Game devs praise Steam as a 'democratic platform' that 'continues to be transformative' for PC gaming today

We couldn't hold a roundtable interview on the State of PC Gaming without asking developers about the most ubiquitous name in PC gaming: Steam. After 20 years the store is still a fixture, and despite increased competition from Epic, Ubisoft and other storefronts, it continues to thrive. The perspective of the developers we invited to talk about current trends in PC gaming—from the studios behind Warframe, Baldur's Gate 3, Slay the Spire, and EVE Online—was unanimously positive.

CCP Games VP of publishing Eyrún Jónsdóttir said that Steam remains "a crucial part of our pipeline" for EVE Online, which also has its own launcher but has enjoyed success on Steam since it went free-to-play on the store nearly a decade ago.

Michael Douse, Larian's publishing director, called Steam "a democratic platform." 

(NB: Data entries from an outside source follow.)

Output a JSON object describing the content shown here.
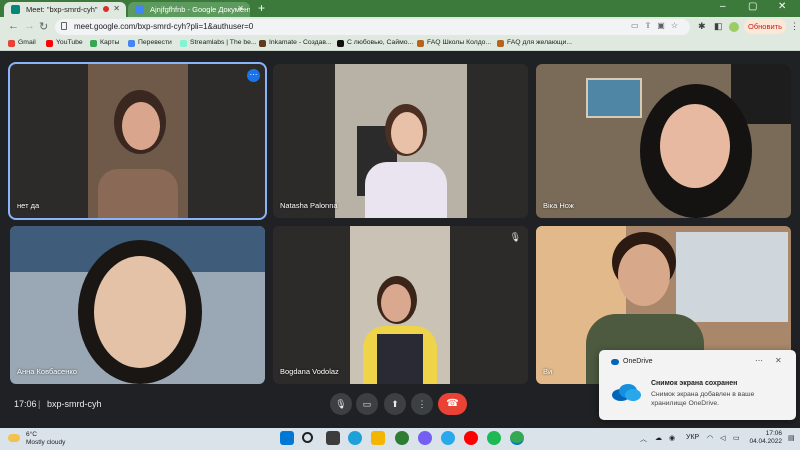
{
  "browser": {
    "tabs": [
      {
        "title": "Meet: \"bxp-smrd-cyh\"",
        "active": true,
        "favicon_color": "#00897b"
      },
      {
        "title": "Ajnjfgfhfnb - Google Документи",
        "active": false,
        "favicon_color": "#4285f4"
      }
    ],
    "url": "meet.google.com/bxp-smrd-cyh?pli=1&authuser=0",
    "update_label": "Обновить",
    "bookmarks": [
      {
        "label": "Gmail",
        "color": "#ea4335"
      },
      {
        "label": "YouTube",
        "color": "#ff0000"
      },
      {
        "label": "Карты",
        "color": "#34a853"
      },
      {
        "label": "Перевести",
        "color": "#4285f4"
      },
      {
        "label": "Streamlabs | The be...",
        "color": "#80f5d2"
      },
      {
        "label": "Inkamate - Создав...",
        "color": "#5f3a1f"
      },
      {
        "label": "С любовью, Саймо...",
        "color": "#111111"
      },
      {
        "label": "FAQ Школы Колдо...",
        "color": "#b5651d"
      },
      {
        "label": "FAQ для желающи...",
        "color": "#b5651d"
      }
    ]
  },
  "meet": {
    "participants": [
      {
        "name": "нет да",
        "bg": "#6f5a4a",
        "skin": "#d9a58c",
        "hair": "#3a2820",
        "speaking": true
      },
      {
        "name": "Natasha Palonna",
        "bg": "#b8b2a6",
        "skin": "#e8c1a8",
        "hair": "#4a2f22",
        "speaking": false
      },
      {
        "name": "Віка Нож",
        "bg": "#7a6a58",
        "skin": "#e6b9a0",
        "hair": "#151212",
        "speaking": false
      },
      {
        "name": "Анна Ковбасенко",
        "bg": "#9aa8b5",
        "skin": "#e3c2a8",
        "hair": "#1a1614",
        "speaking": false
      },
      {
        "name": "Bogdana Vodolaz",
        "bg": "#c9c2b5",
        "skin": "#d9a88e",
        "hair": "#3b2418",
        "speaking": false,
        "muted": true
      },
      {
        "name": "Ви",
        "bg": "#a8876a",
        "skin": "#d8a88a",
        "hair": "#2a1a12",
        "speaking": false
      }
    ],
    "time": "17:06",
    "meeting_code": "bxp-smrd-cyh",
    "controls": {
      "mic": "mic-icon",
      "camera": "camera-icon",
      "present": "present-icon",
      "more": "more-icon",
      "hangup": "hangup-icon"
    }
  },
  "toast": {
    "app": "OneDrive",
    "title": "Снимок экрана сохранен",
    "body": "Снимок экрана добавлен в ваше хранилище OneDrive."
  },
  "taskbar": {
    "weather_temp": "6°C",
    "weather_cond": "Mostly cloudy",
    "lang": "УКР",
    "time": "17:06",
    "date": "04.04.2022",
    "apps": [
      {
        "name": "start",
        "color": "#0078d4"
      },
      {
        "name": "search",
        "color": "#202124"
      },
      {
        "name": "task-view",
        "color": "#3c3c3c"
      },
      {
        "name": "edge",
        "color": "#1fa0d8"
      },
      {
        "name": "explorer",
        "color": "#f2b600"
      },
      {
        "name": "app-green",
        "color": "#2e7d32"
      },
      {
        "name": "viber",
        "color": "#7360f2"
      },
      {
        "name": "telegram",
        "color": "#29a9eb"
      },
      {
        "name": "youtube",
        "color": "#ff0000"
      },
      {
        "name": "spotify",
        "color": "#1db954"
      },
      {
        "name": "chrome",
        "color": "#34a853"
      }
    ]
  }
}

"There's like two of those, I think," he said. "Steam, and the Switch, too, is quite a democratic platform. If your game is really, really good, you have a very good chance that people on Steam will see it. You have to make an effort, it has to be good, it's not that simple, but it's so much better than, for example, having to campaign for your game with somebody else for like 12 months to get their store team to care about it." 

"As stewards of PC gaming, I mean—I know it's a money-printing machine, and a company can only be so benevolent, but it's just a great constant in our industry that is [otherwise] really in fucking panic mode. It is a bastion in that sense."

Slay the Spire co-creator Casey Yano credited Steam with making it possible for tiny indie teams like his to be able to make a living off of their games. "I made a Flash game way back when and I think I made $20," he said. "[The store] was like 'that's not enough money, we're not even gonna send you a check.' But Steam came along and it was like, whoa, maybe some people can actually make a livable wage from this. I wouldn't even have a job … I wish more people could make it in the industry, but that's a problem with our society more than Valve. Valve is giving more people chances."

When we asked if the number of games released on Steam is a concern, Douse pointed out that before the rise of Steam "you made a game for a retail chain, you didn't make it for a player." Limited shelf space was a much harsher bottleneck for developers being able to make and sell games period. "I'm not concerned about visibility in the store—I understand not everyone can have a spot and empathize when people don't, but the function of it is to give everyone a chance, at least. I think that's a beautiful thing. Everyone has a chance."

Warframe creative director Rebecca Ford credits Steam as "the thing that still allows me to have a job."

"We launched on Steam in open beta in March 2013… and it was transformative for us and continues to be," she said. Ford also credited Steam as a key piece of the PC gaming ecosystem which, in general, she argued offers players an opportunity to build friendships and relationships that just aren't possible on platforms that cost money to buy in and are wholly owned by other companies. 

"I'm a very optimistic futurist for PC as the primary platform," Ford said. "I think it's the most important for people in our age cohort, and has the greatest potential for border-crossing community building. I've connected with more people than I ever thought possible in my entire life, all because I sat in front of a PC, installed Steam, and installed Discord and played games with them. These two things together as forces are so supremely positive, even in isolation. It's a shame you can have very difficult times online, they're not sanitary by any means—but I cannot imagine a better opportunity to be a good online citizen with people connected through something like what we do.

"There's just nothing like it, and I doubt there will ever be anything like it again."

Wes Fenlon
Senior Editor

Wes has been covering games and hardware for more than 10 years, first at tech sites like The Wirecutter and Tested before joining the PC Gamer team in 2014. Wes plays a little bit of everything, but he'll always jump at the chance to cover emulation and Japanese games.

When he's not obsessively optimizing and re-optimizing a tangle of conveyor belts in Satisfactory (it's really becoming a problem), he's probably playing a 20-year-old Final Fantasy or some opaque ASCII roguelike. With a focus on writing and editing features, he seeks out personal stories and in-depth histories from the corners of PC gaming and its niche communities. 50% pizza by volume (deep dish, to be specific).